** WHAT YOU SHOULD DO **
Repeat every entry exactly. Do not include the pictures.

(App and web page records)
────────
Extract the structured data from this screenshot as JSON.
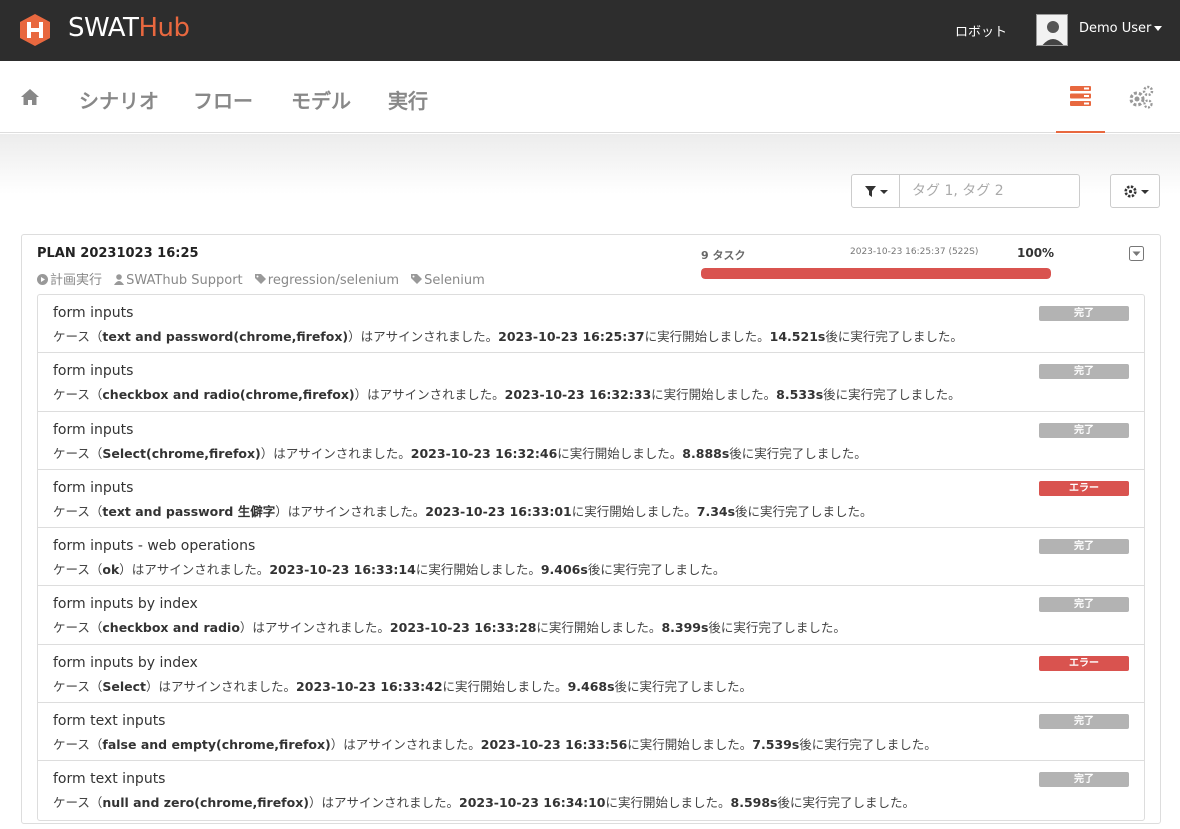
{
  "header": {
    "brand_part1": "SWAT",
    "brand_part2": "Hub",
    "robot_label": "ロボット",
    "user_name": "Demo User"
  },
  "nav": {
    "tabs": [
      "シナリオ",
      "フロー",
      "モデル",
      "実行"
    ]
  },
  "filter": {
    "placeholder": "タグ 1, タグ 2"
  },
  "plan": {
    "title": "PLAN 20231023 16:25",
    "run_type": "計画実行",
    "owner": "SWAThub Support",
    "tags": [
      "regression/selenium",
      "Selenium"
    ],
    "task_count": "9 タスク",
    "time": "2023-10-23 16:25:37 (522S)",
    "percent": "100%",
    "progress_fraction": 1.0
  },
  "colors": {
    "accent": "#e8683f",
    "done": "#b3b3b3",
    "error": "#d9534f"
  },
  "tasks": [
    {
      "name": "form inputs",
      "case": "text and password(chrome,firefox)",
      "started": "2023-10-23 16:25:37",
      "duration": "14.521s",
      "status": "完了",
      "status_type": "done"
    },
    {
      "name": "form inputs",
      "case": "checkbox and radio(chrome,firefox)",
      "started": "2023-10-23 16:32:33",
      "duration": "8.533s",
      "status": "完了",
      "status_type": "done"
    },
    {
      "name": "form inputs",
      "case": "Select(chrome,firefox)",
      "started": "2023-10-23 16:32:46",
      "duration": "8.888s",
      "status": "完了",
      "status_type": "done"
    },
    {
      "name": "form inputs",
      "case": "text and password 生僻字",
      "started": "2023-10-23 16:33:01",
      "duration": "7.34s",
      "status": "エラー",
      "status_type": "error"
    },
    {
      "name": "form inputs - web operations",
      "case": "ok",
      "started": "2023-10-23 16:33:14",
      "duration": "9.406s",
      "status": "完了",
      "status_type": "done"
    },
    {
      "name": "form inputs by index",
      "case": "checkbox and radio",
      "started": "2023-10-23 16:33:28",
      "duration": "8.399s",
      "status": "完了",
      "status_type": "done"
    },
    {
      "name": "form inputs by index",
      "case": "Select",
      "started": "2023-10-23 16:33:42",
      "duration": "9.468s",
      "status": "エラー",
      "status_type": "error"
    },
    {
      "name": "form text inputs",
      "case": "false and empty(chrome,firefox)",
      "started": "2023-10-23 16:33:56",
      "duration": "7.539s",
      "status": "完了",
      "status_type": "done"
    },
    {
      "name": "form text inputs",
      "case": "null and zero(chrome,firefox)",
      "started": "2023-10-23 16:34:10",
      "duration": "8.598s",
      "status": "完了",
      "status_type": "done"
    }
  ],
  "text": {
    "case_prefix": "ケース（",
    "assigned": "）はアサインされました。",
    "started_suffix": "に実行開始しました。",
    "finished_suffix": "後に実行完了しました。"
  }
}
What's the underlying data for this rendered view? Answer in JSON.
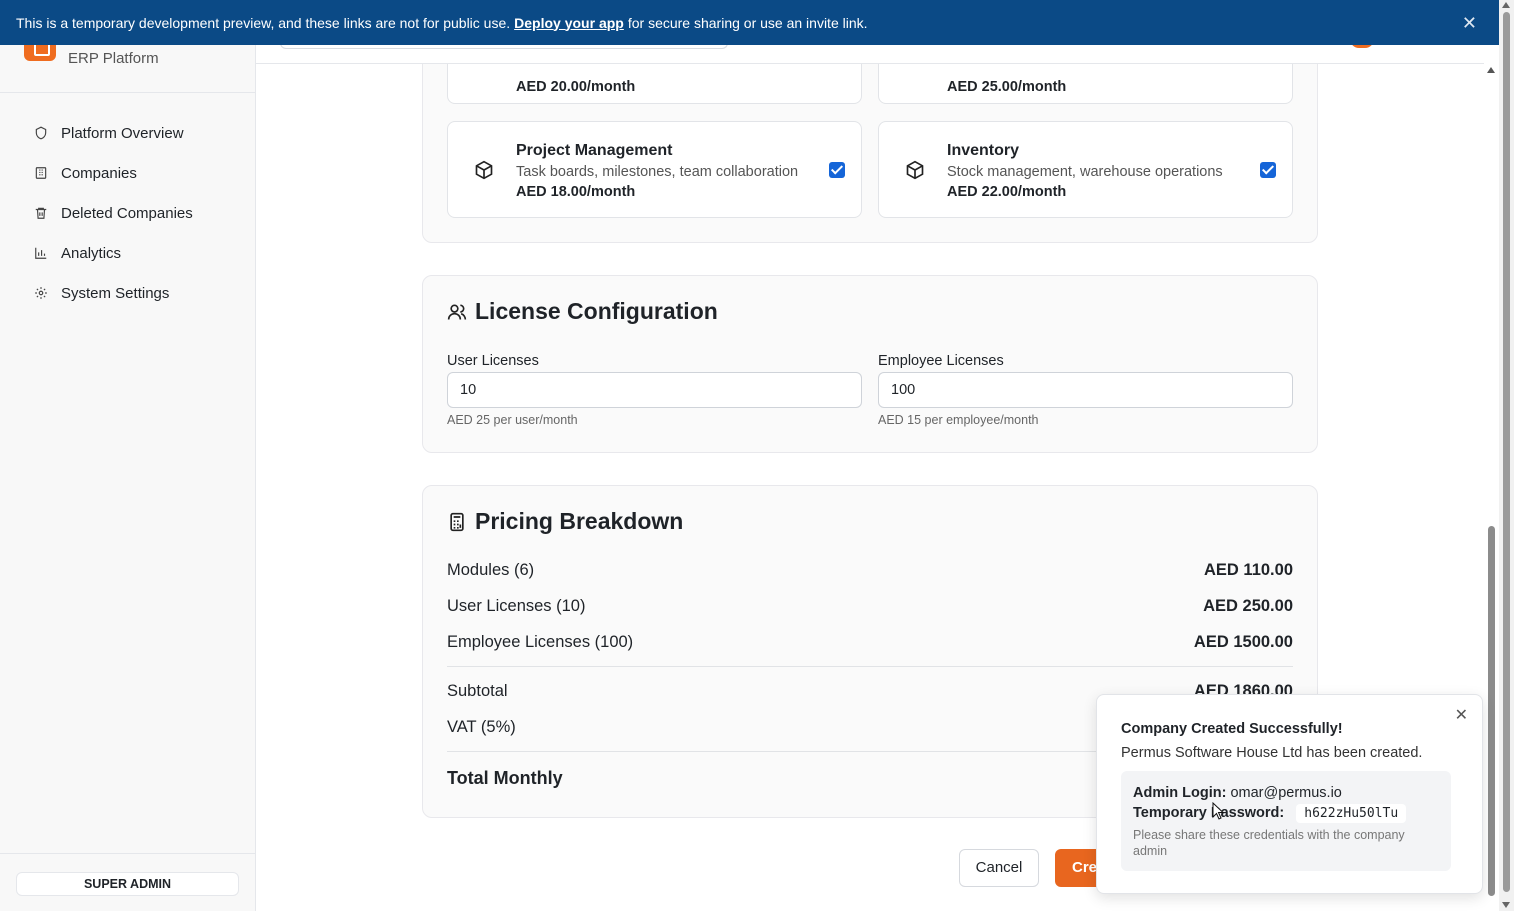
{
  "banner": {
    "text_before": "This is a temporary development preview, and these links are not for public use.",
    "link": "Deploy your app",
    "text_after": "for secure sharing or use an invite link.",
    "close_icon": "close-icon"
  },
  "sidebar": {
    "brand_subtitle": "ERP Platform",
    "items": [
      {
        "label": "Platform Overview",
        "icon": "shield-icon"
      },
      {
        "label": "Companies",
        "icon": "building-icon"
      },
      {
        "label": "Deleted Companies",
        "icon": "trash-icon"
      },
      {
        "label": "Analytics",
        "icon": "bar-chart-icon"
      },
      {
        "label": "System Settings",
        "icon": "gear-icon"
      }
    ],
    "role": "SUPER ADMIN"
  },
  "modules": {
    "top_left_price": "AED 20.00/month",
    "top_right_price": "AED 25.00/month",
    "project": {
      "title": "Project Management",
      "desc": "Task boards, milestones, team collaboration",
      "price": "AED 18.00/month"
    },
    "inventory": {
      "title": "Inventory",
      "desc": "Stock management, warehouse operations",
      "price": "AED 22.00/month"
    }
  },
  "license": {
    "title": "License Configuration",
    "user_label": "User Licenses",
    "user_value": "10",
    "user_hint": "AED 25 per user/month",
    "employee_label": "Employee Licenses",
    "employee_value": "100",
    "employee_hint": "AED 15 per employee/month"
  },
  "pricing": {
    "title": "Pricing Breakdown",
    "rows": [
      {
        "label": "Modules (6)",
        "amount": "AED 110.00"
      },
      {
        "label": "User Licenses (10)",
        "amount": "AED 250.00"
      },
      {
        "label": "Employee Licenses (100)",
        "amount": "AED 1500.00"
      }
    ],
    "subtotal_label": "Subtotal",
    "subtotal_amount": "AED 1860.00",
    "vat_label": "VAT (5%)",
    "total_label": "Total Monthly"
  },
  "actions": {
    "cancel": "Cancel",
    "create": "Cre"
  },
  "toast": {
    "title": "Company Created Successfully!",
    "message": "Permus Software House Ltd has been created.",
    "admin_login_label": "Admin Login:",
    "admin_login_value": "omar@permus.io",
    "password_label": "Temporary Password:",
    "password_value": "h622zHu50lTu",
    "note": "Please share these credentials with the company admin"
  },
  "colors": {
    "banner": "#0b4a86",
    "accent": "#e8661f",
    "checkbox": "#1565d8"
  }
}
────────
** SOLUTION TO THE EXERCISE **
Extract the structured data from this screenshot as JSON.
{
  "header": {
    "brand_part1": "SWAT",
    "brand_part2": "Hub",
    "robot_label": "ロボット",
    "user_name": "Demo User"
  },
  "nav": {
    "tabs": [
      "シナリオ",
      "フロー",
      "モデル",
      "実行"
    ]
  },
  "filter": {
    "placeholder": "タグ 1, タグ 2"
  },
  "plan": {
    "title": "PLAN 20231023 16:25",
    "run_type": "計画実行",
    "owner": "SWAThub Support",
    "tags": [
      "regression/selenium",
      "Selenium"
    ],
    "task_count": "9 タスク",
    "time": "2023-10-23 16:25:37 (522S)",
    "percent": "100%",
    "progress_fraction": 1.0
  },
  "colors": {
    "accent": "#e8683f",
    "done": "#b3b3b3",
    "error": "#d9534f"
  },
  "tasks": [
    {
      "name": "form inputs",
      "case": "text and password(chrome,firefox)",
      "started": "2023-10-23 16:25:37",
      "duration": "14.521s",
      "status": "完了",
      "status_type": "done"
    },
    {
      "name": "form inputs",
      "case": "checkbox and radio(chrome,firefox)",
      "started": "2023-10-23 16:32:33",
      "duration": "8.533s",
      "status": "完了",
      "status_type": "done"
    },
    {
      "name": "form inputs",
      "case": "Select(chrome,firefox)",
      "started": "2023-10-23 16:32:46",
      "duration": "8.888s",
      "status": "完了",
      "status_type": "done"
    },
    {
      "name": "form inputs",
      "case": "text and password 生僻字",
      "started": "2023-10-23 16:33:01",
      "duration": "7.34s",
      "status": "エラー",
      "status_type": "error"
    },
    {
      "name": "form inputs - web operations",
      "case": "ok",
      "started": "2023-10-23 16:33:14",
      "duration": "9.406s",
      "status": "完了",
      "status_type": "done"
    },
    {
      "name": "form inputs by index",
      "case": "checkbox and radio",
      "started": "2023-10-23 16:33:28",
      "duration": "8.399s",
      "status": "完了",
      "status_type": "done"
    },
    {
      "name": "form inputs by index",
      "case": "Select",
      "started": "2023-10-23 16:33:42",
      "duration": "9.468s",
      "status": "エラー",
      "status_type": "error"
    },
    {
      "name": "form text inputs",
      "case": "false and empty(chrome,firefox)",
      "started": "2023-10-23 16:33:56",
      "duration": "7.539s",
      "status": "完了",
      "status_type": "done"
    },
    {
      "name": "form text inputs",
      "case": "null and zero(chrome,firefox)",
      "started": "2023-10-23 16:34:10",
      "duration": "8.598s",
      "status": "完了",
      "status_type": "done"
    }
  ],
  "text": {
    "case_prefix": "ケース（",
    "assigned": "）はアサインされました。",
    "started_suffix": "に実行開始しました。",
    "finished_suffix": "後に実行完了しました。"
  }
}
What's the underlying data for this rendered view? Answer in JSON.
{
  "banner": {
    "text_before": "This is a temporary development preview, and these links are not for public use.",
    "link": "Deploy your app",
    "text_after": "for secure sharing or use an invite link.",
    "close_icon": "close-icon"
  },
  "sidebar": {
    "brand_subtitle": "ERP Platform",
    "items": [
      {
        "label": "Platform Overview",
        "icon": "shield-icon"
      },
      {
        "label": "Companies",
        "icon": "building-icon"
      },
      {
        "label": "Deleted Companies",
        "icon": "trash-icon"
      },
      {
        "label": "Analytics",
        "icon": "bar-chart-icon"
      },
      {
        "label": "System Settings",
        "icon": "gear-icon"
      }
    ],
    "role": "SUPER ADMIN"
  },
  "modules": {
    "top_left_price": "AED 20.00/month",
    "top_right_price": "AED 25.00/month",
    "project": {
      "title": "Project Management",
      "desc": "Task boards, milestones, team collaboration",
      "price": "AED 18.00/month"
    },
    "inventory": {
      "title": "Inventory",
      "desc": "Stock management, warehouse operations",
      "price": "AED 22.00/month"
    }
  },
  "license": {
    "title": "License Configuration",
    "user_label": "User Licenses",
    "user_value": "10",
    "user_hint": "AED 25 per user/month",
    "employee_label": "Employee Licenses",
    "employee_value": "100",
    "employee_hint": "AED 15 per employee/month"
  },
  "pricing": {
    "title": "Pricing Breakdown",
    "rows": [
      {
        "label": "Modules (6)",
        "amount": "AED 110.00"
      },
      {
        "label": "User Licenses (10)",
        "amount": "AED 250.00"
      },
      {
        "label": "Employee Licenses (100)",
        "amount": "AED 1500.00"
      }
    ],
    "subtotal_label": "Subtotal",
    "subtotal_amount": "AED 1860.00",
    "vat_label": "VAT (5%)",
    "total_label": "Total Monthly"
  },
  "actions": {
    "cancel": "Cancel",
    "create": "Cre"
  },
  "toast": {
    "title": "Company Created Successfully!",
    "message": "Permus Software House Ltd has been created.",
    "admin_login_label": "Admin Login:",
    "admin_login_value": "omar@permus.io",
    "password_label": "Temporary Password:",
    "password_value": "h622zHu50lTu",
    "note": "Please share these credentials with the company admin"
  },
  "colors": {
    "banner": "#0b4a86",
    "accent": "#e8661f",
    "checkbox": "#1565d8"
  }
}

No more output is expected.